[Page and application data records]
>>>>>
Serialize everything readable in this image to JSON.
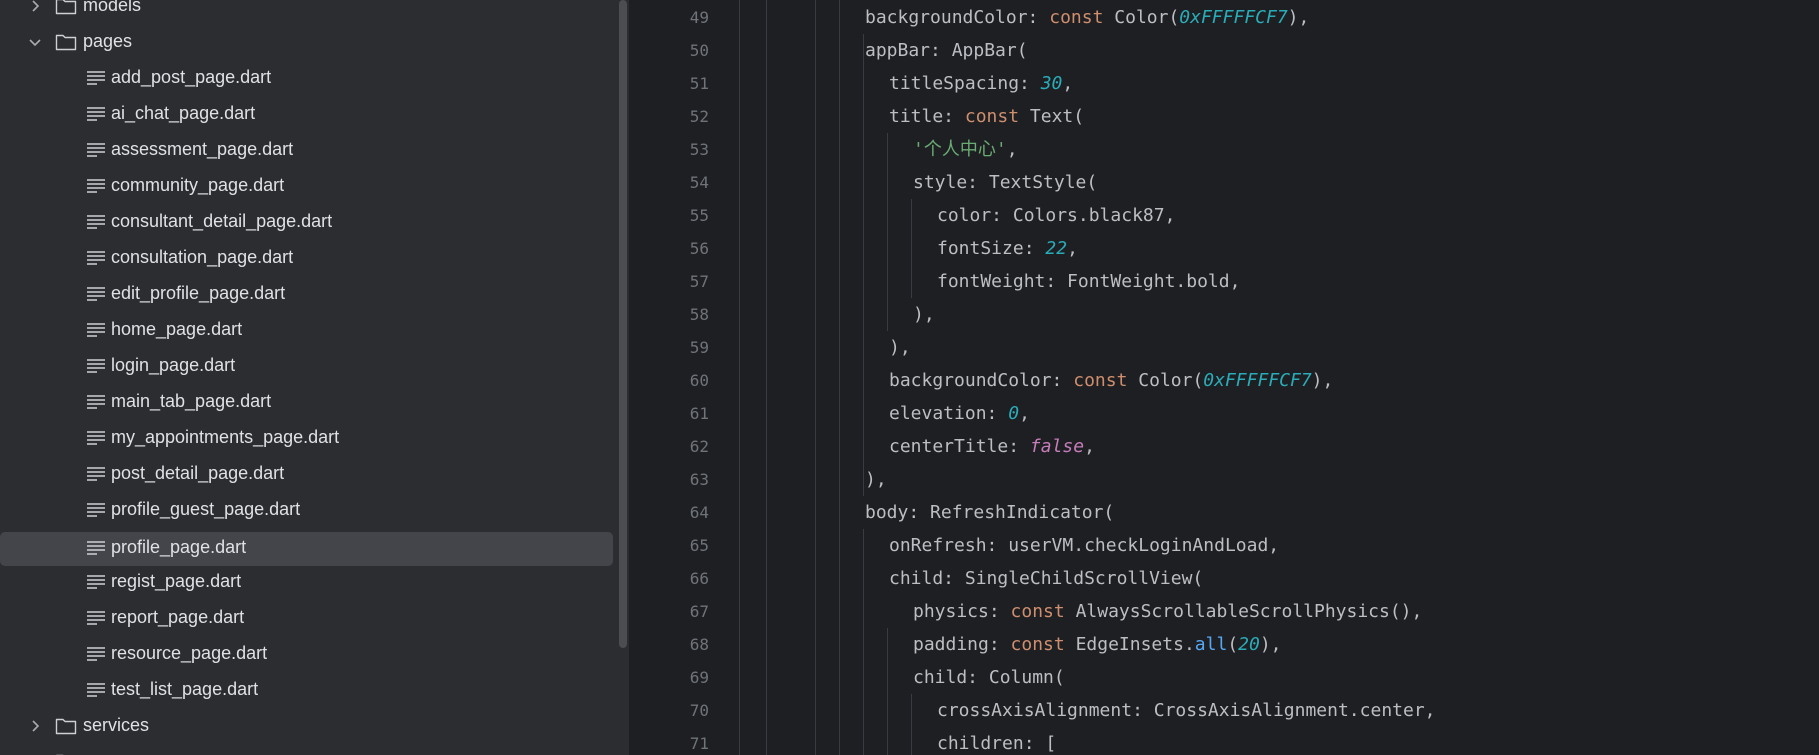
{
  "project_tree": {
    "rows": [
      {
        "label": "models",
        "kind": "folder",
        "expanded": false,
        "depth": 0
      },
      {
        "label": "pages",
        "kind": "folder",
        "expanded": true,
        "depth": 0
      },
      {
        "label": "add_post_page.dart",
        "kind": "file",
        "depth": 1
      },
      {
        "label": "ai_chat_page.dart",
        "kind": "file",
        "depth": 1
      },
      {
        "label": "assessment_page.dart",
        "kind": "file",
        "depth": 1
      },
      {
        "label": "community_page.dart",
        "kind": "file",
        "depth": 1
      },
      {
        "label": "consultant_detail_page.dart",
        "kind": "file",
        "depth": 1
      },
      {
        "label": "consultation_page.dart",
        "kind": "file",
        "depth": 1
      },
      {
        "label": "edit_profile_page.dart",
        "kind": "file",
        "depth": 1
      },
      {
        "label": "home_page.dart",
        "kind": "file",
        "depth": 1
      },
      {
        "label": "login_page.dart",
        "kind": "file",
        "depth": 1
      },
      {
        "label": "main_tab_page.dart",
        "kind": "file",
        "depth": 1
      },
      {
        "label": "my_appointments_page.dart",
        "kind": "file",
        "depth": 1
      },
      {
        "label": "post_detail_page.dart",
        "kind": "file",
        "depth": 1
      },
      {
        "label": "profile_guest_page.dart",
        "kind": "file",
        "depth": 1
      },
      {
        "label": "profile_page.dart",
        "kind": "file",
        "depth": 1,
        "selected": true
      },
      {
        "label": "regist_page.dart",
        "kind": "file",
        "depth": 1
      },
      {
        "label": "report_page.dart",
        "kind": "file",
        "depth": 1
      },
      {
        "label": "resource_page.dart",
        "kind": "file",
        "depth": 1
      },
      {
        "label": "test_list_page.dart",
        "kind": "file",
        "depth": 1
      },
      {
        "label": "services",
        "kind": "folder",
        "expanded": false,
        "depth": 0
      },
      {
        "label": "",
        "kind": "folder",
        "expanded": false,
        "depth": 0
      }
    ]
  },
  "editor": {
    "lines": [
      {
        "number": "49",
        "indent": 3,
        "tokens": [
          [
            "plain",
            "backgroundColor: "
          ],
          [
            "kw",
            "const "
          ],
          [
            "plain",
            "Color("
          ],
          [
            "num",
            "0xFFFFFCF7"
          ],
          [
            "plain",
            "),"
          ]
        ]
      },
      {
        "number": "50",
        "indent": 3,
        "tokens": [
          [
            "plain",
            "appBar: AppBar("
          ]
        ]
      },
      {
        "number": "51",
        "indent": 4,
        "tokens": [
          [
            "plain",
            "titleSpacing: "
          ],
          [
            "num",
            "30"
          ],
          [
            "plain",
            ","
          ]
        ]
      },
      {
        "number": "52",
        "indent": 4,
        "tokens": [
          [
            "plain",
            "title: "
          ],
          [
            "kw",
            "const "
          ],
          [
            "plain",
            "Text("
          ]
        ]
      },
      {
        "number": "53",
        "indent": 5,
        "tokens": [
          [
            "str",
            "'个人中心'"
          ],
          [
            "plain",
            ","
          ]
        ]
      },
      {
        "number": "54",
        "indent": 5,
        "tokens": [
          [
            "plain",
            "style: TextStyle("
          ]
        ]
      },
      {
        "number": "55",
        "indent": 6,
        "tokens": [
          [
            "plain",
            "color: Colors.black87,"
          ]
        ]
      },
      {
        "number": "56",
        "indent": 6,
        "tokens": [
          [
            "plain",
            "fontSize: "
          ],
          [
            "num",
            "22"
          ],
          [
            "plain",
            ","
          ]
        ]
      },
      {
        "number": "57",
        "indent": 6,
        "tokens": [
          [
            "plain",
            "fontWeight: FontWeight.bold,"
          ]
        ]
      },
      {
        "number": "58",
        "indent": 5,
        "tokens": [
          [
            "plain",
            "),"
          ]
        ]
      },
      {
        "number": "59",
        "indent": 4,
        "tokens": [
          [
            "plain",
            "),"
          ]
        ]
      },
      {
        "number": "60",
        "indent": 4,
        "tokens": [
          [
            "plain",
            "backgroundColor: "
          ],
          [
            "kw",
            "const "
          ],
          [
            "plain",
            "Color("
          ],
          [
            "num",
            "0xFFFFFCF7"
          ],
          [
            "plain",
            "),"
          ]
        ]
      },
      {
        "number": "61",
        "indent": 4,
        "tokens": [
          [
            "plain",
            "elevation: "
          ],
          [
            "num",
            "0"
          ],
          [
            "plain",
            ","
          ]
        ]
      },
      {
        "number": "62",
        "indent": 4,
        "tokens": [
          [
            "plain",
            "centerTitle: "
          ],
          [
            "bool",
            "false"
          ],
          [
            "plain",
            ","
          ]
        ]
      },
      {
        "number": "63",
        "indent": 3,
        "tokens": [
          [
            "plain",
            "),"
          ]
        ]
      },
      {
        "number": "64",
        "indent": 3,
        "tokens": [
          [
            "plain",
            "body: RefreshIndicator("
          ]
        ]
      },
      {
        "number": "65",
        "indent": 4,
        "tokens": [
          [
            "plain",
            "onRefresh: userVM.checkLoginAndLoad,"
          ]
        ]
      },
      {
        "number": "66",
        "indent": 4,
        "tokens": [
          [
            "plain",
            "child: SingleChildScrollView("
          ]
        ]
      },
      {
        "number": "67",
        "indent": 5,
        "tokens": [
          [
            "plain",
            "physics: "
          ],
          [
            "kw",
            "const "
          ],
          [
            "plain",
            "AlwaysScrollableScrollPhysics(),"
          ]
        ]
      },
      {
        "number": "68",
        "indent": 5,
        "tokens": [
          [
            "plain",
            "padding: "
          ],
          [
            "kw",
            "const "
          ],
          [
            "plain",
            "EdgeInsets."
          ],
          [
            "fn",
            "all"
          ],
          [
            "plain",
            "("
          ],
          [
            "num",
            "20"
          ],
          [
            "plain",
            "),"
          ]
        ]
      },
      {
        "number": "69",
        "indent": 5,
        "tokens": [
          [
            "plain",
            "child: Column("
          ]
        ]
      },
      {
        "number": "70",
        "indent": 6,
        "tokens": [
          [
            "plain",
            "crossAxisAlignment: CrossAxisAlignment.center,"
          ]
        ]
      },
      {
        "number": "71",
        "indent": 6,
        "tokens": [
          [
            "plain",
            "children: ["
          ]
        ]
      }
    ]
  },
  "colors": {
    "tree_bg": "#2b2d30",
    "editor_bg": "#1e1f22",
    "selection": "#43454a",
    "keyword": "#cf8e6d",
    "number": "#2aacb8",
    "string": "#6aab73",
    "boolean": "#c77dbb",
    "function": "#56a8f5"
  }
}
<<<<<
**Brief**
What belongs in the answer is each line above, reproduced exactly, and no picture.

**Exercise solution**
Serialize everything readable in this image to JSON.
{
  "project_tree": {
    "rows": [
      {
        "label": "models",
        "kind": "folder",
        "expanded": false,
        "depth": 0
      },
      {
        "label": "pages",
        "kind": "folder",
        "expanded": true,
        "depth": 0
      },
      {
        "label": "add_post_page.dart",
        "kind": "file",
        "depth": 1
      },
      {
        "label": "ai_chat_page.dart",
        "kind": "file",
        "depth": 1
      },
      {
        "label": "assessment_page.dart",
        "kind": "file",
        "depth": 1
      },
      {
        "label": "community_page.dart",
        "kind": "file",
        "depth": 1
      },
      {
        "label": "consultant_detail_page.dart",
        "kind": "file",
        "depth": 1
      },
      {
        "label": "consultation_page.dart",
        "kind": "file",
        "depth": 1
      },
      {
        "label": "edit_profile_page.dart",
        "kind": "file",
        "depth": 1
      },
      {
        "label": "home_page.dart",
        "kind": "file",
        "depth": 1
      },
      {
        "label": "login_page.dart",
        "kind": "file",
        "depth": 1
      },
      {
        "label": "main_tab_page.dart",
        "kind": "file",
        "depth": 1
      },
      {
        "label": "my_appointments_page.dart",
        "kind": "file",
        "depth": 1
      },
      {
        "label": "post_detail_page.dart",
        "kind": "file",
        "depth": 1
      },
      {
        "label": "profile_guest_page.dart",
        "kind": "file",
        "depth": 1
      },
      {
        "label": "profile_page.dart",
        "kind": "file",
        "depth": 1,
        "selected": true
      },
      {
        "label": "regist_page.dart",
        "kind": "file",
        "depth": 1
      },
      {
        "label": "report_page.dart",
        "kind": "file",
        "depth": 1
      },
      {
        "label": "resource_page.dart",
        "kind": "file",
        "depth": 1
      },
      {
        "label": "test_list_page.dart",
        "kind": "file",
        "depth": 1
      },
      {
        "label": "services",
        "kind": "folder",
        "expanded": false,
        "depth": 0
      },
      {
        "label": "",
        "kind": "folder",
        "expanded": false,
        "depth": 0
      }
    ]
  },
  "editor": {
    "lines": [
      {
        "number": "49",
        "indent": 3,
        "tokens": [
          [
            "plain",
            "backgroundColor: "
          ],
          [
            "kw",
            "const "
          ],
          [
            "plain",
            "Color("
          ],
          [
            "num",
            "0xFFFFFCF7"
          ],
          [
            "plain",
            "),"
          ]
        ]
      },
      {
        "number": "50",
        "indent": 3,
        "tokens": [
          [
            "plain",
            "appBar: AppBar("
          ]
        ]
      },
      {
        "number": "51",
        "indent": 4,
        "tokens": [
          [
            "plain",
            "titleSpacing: "
          ],
          [
            "num",
            "30"
          ],
          [
            "plain",
            ","
          ]
        ]
      },
      {
        "number": "52",
        "indent": 4,
        "tokens": [
          [
            "plain",
            "title: "
          ],
          [
            "kw",
            "const "
          ],
          [
            "plain",
            "Text("
          ]
        ]
      },
      {
        "number": "53",
        "indent": 5,
        "tokens": [
          [
            "str",
            "'个人中心'"
          ],
          [
            "plain",
            ","
          ]
        ]
      },
      {
        "number": "54",
        "indent": 5,
        "tokens": [
          [
            "plain",
            "style: TextStyle("
          ]
        ]
      },
      {
        "number": "55",
        "indent": 6,
        "tokens": [
          [
            "plain",
            "color: Colors.black87,"
          ]
        ]
      },
      {
        "number": "56",
        "indent": 6,
        "tokens": [
          [
            "plain",
            "fontSize: "
          ],
          [
            "num",
            "22"
          ],
          [
            "plain",
            ","
          ]
        ]
      },
      {
        "number": "57",
        "indent": 6,
        "tokens": [
          [
            "plain",
            "fontWeight: FontWeight.bold,"
          ]
        ]
      },
      {
        "number": "58",
        "indent": 5,
        "tokens": [
          [
            "plain",
            "),"
          ]
        ]
      },
      {
        "number": "59",
        "indent": 4,
        "tokens": [
          [
            "plain",
            "),"
          ]
        ]
      },
      {
        "number": "60",
        "indent": 4,
        "tokens": [
          [
            "plain",
            "backgroundColor: "
          ],
          [
            "kw",
            "const "
          ],
          [
            "plain",
            "Color("
          ],
          [
            "num",
            "0xFFFFFCF7"
          ],
          [
            "plain",
            "),"
          ]
        ]
      },
      {
        "number": "61",
        "indent": 4,
        "tokens": [
          [
            "plain",
            "elevation: "
          ],
          [
            "num",
            "0"
          ],
          [
            "plain",
            ","
          ]
        ]
      },
      {
        "number": "62",
        "indent": 4,
        "tokens": [
          [
            "plain",
            "centerTitle: "
          ],
          [
            "bool",
            "false"
          ],
          [
            "plain",
            ","
          ]
        ]
      },
      {
        "number": "63",
        "indent": 3,
        "tokens": [
          [
            "plain",
            "),"
          ]
        ]
      },
      {
        "number": "64",
        "indent": 3,
        "tokens": [
          [
            "plain",
            "body: RefreshIndicator("
          ]
        ]
      },
      {
        "number": "65",
        "indent": 4,
        "tokens": [
          [
            "plain",
            "onRefresh: userVM.checkLoginAndLoad,"
          ]
        ]
      },
      {
        "number": "66",
        "indent": 4,
        "tokens": [
          [
            "plain",
            "child: SingleChildScrollView("
          ]
        ]
      },
      {
        "number": "67",
        "indent": 5,
        "tokens": [
          [
            "plain",
            "physics: "
          ],
          [
            "kw",
            "const "
          ],
          [
            "plain",
            "AlwaysScrollableScrollPhysics(),"
          ]
        ]
      },
      {
        "number": "68",
        "indent": 5,
        "tokens": [
          [
            "plain",
            "padding: "
          ],
          [
            "kw",
            "const "
          ],
          [
            "plain",
            "EdgeInsets."
          ],
          [
            "fn",
            "all"
          ],
          [
            "plain",
            "("
          ],
          [
            "num",
            "20"
          ],
          [
            "plain",
            "),"
          ]
        ]
      },
      {
        "number": "69",
        "indent": 5,
        "tokens": [
          [
            "plain",
            "child: Column("
          ]
        ]
      },
      {
        "number": "70",
        "indent": 6,
        "tokens": [
          [
            "plain",
            "crossAxisAlignment: CrossAxisAlignment.center,"
          ]
        ]
      },
      {
        "number": "71",
        "indent": 6,
        "tokens": [
          [
            "plain",
            "children: ["
          ]
        ]
      }
    ]
  },
  "colors": {
    "tree_bg": "#2b2d30",
    "editor_bg": "#1e1f22",
    "selection": "#43454a",
    "keyword": "#cf8e6d",
    "number": "#2aacb8",
    "string": "#6aab73",
    "boolean": "#c77dbb",
    "function": "#56a8f5"
  }
}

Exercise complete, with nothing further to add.